### What is being asked
In this exercise, return each entry exactly as given.

Component data from apps and pages

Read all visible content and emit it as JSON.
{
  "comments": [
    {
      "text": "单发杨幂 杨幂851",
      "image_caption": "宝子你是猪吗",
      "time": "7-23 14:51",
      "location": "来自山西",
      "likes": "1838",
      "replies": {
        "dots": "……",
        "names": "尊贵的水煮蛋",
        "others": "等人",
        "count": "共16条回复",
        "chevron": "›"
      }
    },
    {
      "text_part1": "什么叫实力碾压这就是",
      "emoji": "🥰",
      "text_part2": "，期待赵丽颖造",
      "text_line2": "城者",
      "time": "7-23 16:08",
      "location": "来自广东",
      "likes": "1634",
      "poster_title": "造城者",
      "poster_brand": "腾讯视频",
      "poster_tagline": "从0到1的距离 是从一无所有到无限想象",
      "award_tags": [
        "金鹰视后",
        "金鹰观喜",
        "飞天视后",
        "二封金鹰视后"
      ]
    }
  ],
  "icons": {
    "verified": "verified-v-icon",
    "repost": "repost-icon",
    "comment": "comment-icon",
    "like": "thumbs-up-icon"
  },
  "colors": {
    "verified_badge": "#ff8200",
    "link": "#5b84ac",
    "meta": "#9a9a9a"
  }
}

### Reply to the exercise
Read all visible content and emit it as JSON.
{
  "comments": [
    {
      "text": "单发杨幂 杨幂851",
      "image_caption": "宝子你是猪吗",
      "time": "7-23 14:51",
      "location": "来自山西",
      "likes": "1838",
      "replies": {
        "dots": "……",
        "names": "尊贵的水煮蛋",
        "others": "等人",
        "count": "共16条回复",
        "chevron": "›"
      }
    },
    {
      "text_part1": "什么叫实力碾压这就是",
      "emoji": "🥰",
      "text_part2": "，期待赵丽颖造",
      "text_line2": "城者",
      "time": "7-23 16:08",
      "location": "来自广东",
      "likes": "1634",
      "poster_title": "造城者",
      "poster_brand": "腾讯视频",
      "poster_tagline": "从0到1的距离 是从一无所有到无限想象",
      "award_tags": [
        "金鹰视后",
        "金鹰观喜",
        "飞天视后",
        "二封金鹰视后"
      ]
    }
  ],
  "icons": {
    "verified": "verified-v-icon",
    "repost": "repost-icon",
    "comment": "comment-icon",
    "like": "thumbs-up-icon"
  },
  "colors": {
    "verified_badge": "#ff8200",
    "link": "#5b84ac",
    "meta": "#9a9a9a"
  }
}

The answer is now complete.